Today and tomorrow are the press preview days at the North American International Auto Show. First up on the block was GM/Chevy with a big announcement: the new Volt 2.0 and a “Bolt” concept car:
This is huge: Chevy showing a 200 mile BEV for around $30,000. If GM can get this guy to production before Tesla’s Model 3 then GM will own the BEV market (and before the Leaf 2.0 which is also rumored to have at least 150 miles of range). Announcing these new vehicles at a time of record low gas prices does show that GM, at least, does get it. GM does understand that EVs are the future (or at least that the future is going to include all sorts of alternatively powered cars, not just ICE).

In contrast, what did Ford show off today? Performance vehicles: The new F-150 Raptor, a race ready Mustang GT350R, and it reintroduced the GT halo car. Granted both the GT and the F-150 will be powered by an Ecoboost V6 instead of a V8 (much to many gear-heads disappointment). Also granted that Ford does have a full stable of vehicles and customers (probably more ICE customers than BEV customers anyway! LOL) but its been a long time since the Blue Oval has released any encouraging electrification news (There have been no substantial changes to any of their plugins for a good 3 years now–FFE, C-Max Energie, and Fusion Energie).

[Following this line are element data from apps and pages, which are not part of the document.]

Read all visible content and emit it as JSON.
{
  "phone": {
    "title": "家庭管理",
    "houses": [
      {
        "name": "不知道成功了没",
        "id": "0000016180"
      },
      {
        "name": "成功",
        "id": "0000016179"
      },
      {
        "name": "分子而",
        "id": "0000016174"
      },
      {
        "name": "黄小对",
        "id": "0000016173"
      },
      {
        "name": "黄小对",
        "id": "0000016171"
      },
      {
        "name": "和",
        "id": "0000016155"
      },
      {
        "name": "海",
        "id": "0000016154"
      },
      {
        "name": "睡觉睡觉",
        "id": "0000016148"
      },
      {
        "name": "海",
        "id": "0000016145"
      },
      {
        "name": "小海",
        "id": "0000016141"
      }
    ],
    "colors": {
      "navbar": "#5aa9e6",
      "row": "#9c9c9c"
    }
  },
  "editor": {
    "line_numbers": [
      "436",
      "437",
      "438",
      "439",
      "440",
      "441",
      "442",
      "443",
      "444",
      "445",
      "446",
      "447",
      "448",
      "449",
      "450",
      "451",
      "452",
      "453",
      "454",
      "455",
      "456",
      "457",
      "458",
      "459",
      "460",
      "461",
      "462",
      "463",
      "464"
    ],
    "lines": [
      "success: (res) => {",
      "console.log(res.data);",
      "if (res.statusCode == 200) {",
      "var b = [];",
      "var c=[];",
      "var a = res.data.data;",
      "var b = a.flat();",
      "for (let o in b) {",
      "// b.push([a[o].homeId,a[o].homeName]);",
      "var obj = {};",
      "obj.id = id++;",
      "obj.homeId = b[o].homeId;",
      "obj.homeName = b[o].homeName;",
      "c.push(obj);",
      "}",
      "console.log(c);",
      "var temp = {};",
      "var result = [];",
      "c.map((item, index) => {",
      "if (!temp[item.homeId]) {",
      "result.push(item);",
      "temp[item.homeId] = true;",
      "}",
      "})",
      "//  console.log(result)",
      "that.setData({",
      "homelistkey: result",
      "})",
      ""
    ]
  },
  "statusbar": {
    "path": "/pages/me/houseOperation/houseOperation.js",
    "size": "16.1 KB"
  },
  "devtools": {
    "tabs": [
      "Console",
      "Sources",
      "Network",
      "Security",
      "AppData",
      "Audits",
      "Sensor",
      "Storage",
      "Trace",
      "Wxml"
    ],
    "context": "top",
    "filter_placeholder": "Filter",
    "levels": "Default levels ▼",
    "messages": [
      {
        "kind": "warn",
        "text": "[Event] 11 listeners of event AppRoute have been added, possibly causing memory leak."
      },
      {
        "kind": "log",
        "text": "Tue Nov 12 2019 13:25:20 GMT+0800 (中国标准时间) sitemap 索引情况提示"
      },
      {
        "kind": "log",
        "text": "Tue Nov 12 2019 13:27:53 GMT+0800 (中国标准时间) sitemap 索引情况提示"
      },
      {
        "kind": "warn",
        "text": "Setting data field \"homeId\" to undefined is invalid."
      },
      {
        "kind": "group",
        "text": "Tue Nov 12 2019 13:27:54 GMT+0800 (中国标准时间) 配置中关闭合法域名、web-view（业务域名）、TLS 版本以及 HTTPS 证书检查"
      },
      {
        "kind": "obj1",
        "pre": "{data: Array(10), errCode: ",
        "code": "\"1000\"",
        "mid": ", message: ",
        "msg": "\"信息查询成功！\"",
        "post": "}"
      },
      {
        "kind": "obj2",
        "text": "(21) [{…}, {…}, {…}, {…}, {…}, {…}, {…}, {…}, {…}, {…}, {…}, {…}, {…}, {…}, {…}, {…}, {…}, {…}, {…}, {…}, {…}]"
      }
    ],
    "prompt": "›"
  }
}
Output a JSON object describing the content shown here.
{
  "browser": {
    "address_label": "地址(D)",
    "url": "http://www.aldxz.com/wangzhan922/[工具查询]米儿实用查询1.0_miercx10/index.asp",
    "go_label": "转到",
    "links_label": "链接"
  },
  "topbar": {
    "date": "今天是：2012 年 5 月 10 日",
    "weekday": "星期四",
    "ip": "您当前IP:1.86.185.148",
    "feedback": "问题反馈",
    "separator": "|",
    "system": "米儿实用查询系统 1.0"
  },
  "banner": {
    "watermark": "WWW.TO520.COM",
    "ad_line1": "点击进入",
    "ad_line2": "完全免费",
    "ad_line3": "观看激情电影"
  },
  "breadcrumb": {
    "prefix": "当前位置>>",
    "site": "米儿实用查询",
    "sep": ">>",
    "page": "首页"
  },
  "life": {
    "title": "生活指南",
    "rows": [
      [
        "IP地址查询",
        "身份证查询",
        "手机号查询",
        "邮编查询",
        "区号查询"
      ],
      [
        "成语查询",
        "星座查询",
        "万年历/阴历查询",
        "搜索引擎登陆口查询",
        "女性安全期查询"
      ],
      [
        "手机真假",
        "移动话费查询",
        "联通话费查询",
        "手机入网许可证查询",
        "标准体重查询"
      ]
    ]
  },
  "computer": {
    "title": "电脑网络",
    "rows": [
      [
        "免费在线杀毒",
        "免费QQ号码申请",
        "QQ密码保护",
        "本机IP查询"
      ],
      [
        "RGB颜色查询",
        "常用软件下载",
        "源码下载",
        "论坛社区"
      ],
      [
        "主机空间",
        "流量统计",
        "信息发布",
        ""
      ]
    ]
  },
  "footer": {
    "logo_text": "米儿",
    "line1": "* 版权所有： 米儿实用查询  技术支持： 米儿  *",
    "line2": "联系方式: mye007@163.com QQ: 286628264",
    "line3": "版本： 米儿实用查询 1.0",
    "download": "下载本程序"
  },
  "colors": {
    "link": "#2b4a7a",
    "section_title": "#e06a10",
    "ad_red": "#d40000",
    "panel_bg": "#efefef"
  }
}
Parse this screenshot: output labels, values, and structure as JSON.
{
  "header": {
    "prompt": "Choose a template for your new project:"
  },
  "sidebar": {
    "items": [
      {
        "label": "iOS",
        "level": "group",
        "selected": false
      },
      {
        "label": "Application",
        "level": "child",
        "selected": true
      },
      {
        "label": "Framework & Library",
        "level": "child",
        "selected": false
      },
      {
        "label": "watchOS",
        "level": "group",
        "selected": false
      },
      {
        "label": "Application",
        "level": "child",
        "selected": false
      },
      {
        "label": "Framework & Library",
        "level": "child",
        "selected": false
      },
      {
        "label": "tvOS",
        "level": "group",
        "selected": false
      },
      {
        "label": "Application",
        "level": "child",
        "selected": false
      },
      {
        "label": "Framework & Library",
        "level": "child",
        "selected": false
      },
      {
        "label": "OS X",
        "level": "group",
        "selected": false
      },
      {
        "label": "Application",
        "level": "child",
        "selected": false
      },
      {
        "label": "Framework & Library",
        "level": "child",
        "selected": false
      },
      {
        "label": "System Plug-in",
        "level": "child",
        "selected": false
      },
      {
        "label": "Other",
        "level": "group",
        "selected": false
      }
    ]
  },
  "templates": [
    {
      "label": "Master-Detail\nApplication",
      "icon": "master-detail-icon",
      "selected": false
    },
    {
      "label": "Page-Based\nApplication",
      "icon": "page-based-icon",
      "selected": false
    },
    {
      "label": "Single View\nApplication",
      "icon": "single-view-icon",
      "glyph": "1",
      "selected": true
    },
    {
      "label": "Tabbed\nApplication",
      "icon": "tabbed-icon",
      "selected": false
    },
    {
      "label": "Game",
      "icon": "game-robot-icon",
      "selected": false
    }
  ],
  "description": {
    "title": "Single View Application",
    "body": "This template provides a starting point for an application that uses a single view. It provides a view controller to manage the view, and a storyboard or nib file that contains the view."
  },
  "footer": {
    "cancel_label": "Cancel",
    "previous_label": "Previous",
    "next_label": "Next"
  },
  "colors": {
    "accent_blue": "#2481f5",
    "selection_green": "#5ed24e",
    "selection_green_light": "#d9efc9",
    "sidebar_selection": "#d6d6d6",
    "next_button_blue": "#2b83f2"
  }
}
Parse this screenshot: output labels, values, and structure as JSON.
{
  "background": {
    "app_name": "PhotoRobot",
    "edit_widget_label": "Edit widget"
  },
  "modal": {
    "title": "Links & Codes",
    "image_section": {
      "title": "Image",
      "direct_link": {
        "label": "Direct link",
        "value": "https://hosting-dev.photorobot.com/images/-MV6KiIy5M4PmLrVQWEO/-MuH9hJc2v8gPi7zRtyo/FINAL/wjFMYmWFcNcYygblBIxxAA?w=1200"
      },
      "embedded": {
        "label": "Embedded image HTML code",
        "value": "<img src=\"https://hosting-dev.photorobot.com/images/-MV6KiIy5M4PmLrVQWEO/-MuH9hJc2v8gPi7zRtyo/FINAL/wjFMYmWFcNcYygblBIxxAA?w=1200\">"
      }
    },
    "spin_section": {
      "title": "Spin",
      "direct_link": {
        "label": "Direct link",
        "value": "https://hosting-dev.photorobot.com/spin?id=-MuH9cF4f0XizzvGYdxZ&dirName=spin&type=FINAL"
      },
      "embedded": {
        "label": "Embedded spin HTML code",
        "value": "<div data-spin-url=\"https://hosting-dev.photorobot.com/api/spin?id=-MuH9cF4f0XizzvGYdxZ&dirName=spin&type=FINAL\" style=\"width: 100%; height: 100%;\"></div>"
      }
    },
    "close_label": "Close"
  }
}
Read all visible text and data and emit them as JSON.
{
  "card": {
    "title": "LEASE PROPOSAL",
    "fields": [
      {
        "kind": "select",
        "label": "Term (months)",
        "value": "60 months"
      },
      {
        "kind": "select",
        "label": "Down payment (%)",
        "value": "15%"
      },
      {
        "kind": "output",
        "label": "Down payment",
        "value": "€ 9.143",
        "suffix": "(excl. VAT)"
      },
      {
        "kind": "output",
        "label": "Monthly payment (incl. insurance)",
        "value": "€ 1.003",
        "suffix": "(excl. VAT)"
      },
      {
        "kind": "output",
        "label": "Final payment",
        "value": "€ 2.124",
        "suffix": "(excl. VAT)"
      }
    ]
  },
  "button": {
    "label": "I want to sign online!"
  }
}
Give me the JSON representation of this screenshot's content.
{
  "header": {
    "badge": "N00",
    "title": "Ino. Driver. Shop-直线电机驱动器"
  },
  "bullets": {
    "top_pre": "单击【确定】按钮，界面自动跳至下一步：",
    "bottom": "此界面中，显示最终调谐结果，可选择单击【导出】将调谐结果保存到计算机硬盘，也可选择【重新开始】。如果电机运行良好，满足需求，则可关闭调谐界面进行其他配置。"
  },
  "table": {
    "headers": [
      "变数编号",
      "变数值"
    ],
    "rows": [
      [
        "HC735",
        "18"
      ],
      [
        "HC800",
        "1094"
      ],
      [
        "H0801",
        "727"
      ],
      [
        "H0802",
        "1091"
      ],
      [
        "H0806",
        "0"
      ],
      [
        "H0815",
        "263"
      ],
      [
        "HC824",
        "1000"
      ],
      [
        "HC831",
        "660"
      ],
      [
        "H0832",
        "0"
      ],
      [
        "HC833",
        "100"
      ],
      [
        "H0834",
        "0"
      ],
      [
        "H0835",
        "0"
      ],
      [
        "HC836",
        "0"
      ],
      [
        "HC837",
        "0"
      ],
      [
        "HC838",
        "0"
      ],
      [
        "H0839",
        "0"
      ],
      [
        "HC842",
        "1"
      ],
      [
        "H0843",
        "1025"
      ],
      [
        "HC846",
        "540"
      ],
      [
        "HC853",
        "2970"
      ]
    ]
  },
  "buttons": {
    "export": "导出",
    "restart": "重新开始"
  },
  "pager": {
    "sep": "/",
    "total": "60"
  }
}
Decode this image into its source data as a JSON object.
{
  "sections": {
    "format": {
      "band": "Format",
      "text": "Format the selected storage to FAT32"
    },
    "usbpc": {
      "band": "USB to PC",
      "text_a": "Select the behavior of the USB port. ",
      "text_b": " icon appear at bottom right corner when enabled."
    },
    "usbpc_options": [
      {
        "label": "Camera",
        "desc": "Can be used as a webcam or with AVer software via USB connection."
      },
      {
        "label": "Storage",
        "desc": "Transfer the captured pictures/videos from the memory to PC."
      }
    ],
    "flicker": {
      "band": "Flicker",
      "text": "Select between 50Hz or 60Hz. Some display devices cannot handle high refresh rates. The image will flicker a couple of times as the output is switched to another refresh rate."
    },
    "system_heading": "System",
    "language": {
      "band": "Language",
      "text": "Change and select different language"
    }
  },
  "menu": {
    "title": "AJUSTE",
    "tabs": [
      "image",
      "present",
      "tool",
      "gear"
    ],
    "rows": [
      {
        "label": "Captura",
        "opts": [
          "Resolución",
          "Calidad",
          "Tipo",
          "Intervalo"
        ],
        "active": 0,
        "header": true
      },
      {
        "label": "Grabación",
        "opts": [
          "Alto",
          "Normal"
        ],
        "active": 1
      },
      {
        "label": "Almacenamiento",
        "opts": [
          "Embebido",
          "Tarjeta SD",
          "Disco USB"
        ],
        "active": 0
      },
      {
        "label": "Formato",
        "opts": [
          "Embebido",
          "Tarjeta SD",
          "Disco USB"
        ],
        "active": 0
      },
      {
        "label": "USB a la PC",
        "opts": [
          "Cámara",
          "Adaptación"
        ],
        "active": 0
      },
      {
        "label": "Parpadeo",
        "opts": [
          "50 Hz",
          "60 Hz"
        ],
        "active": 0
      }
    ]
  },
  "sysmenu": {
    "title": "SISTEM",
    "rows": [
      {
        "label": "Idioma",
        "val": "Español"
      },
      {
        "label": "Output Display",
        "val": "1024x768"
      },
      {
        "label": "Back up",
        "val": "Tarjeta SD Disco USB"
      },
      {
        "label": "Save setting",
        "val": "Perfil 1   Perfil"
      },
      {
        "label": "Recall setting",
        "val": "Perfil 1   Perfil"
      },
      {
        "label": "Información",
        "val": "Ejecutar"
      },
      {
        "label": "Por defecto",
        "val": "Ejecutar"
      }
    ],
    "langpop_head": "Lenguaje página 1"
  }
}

Realistically, looking at the timing of my lease, if I were to hope to get anything new it would have to be announced this winter as anything announced next winter would go into production long after my lease is up. I can still hope Ford will announce something EV related at the Geneva auto show in March. That show, however, is for the global market and anything announced there would not be sold in North America within the lease time period either. Which leaves me with a huge question mark come next year: What will my next car be (reasonably sure it will be a plugin)?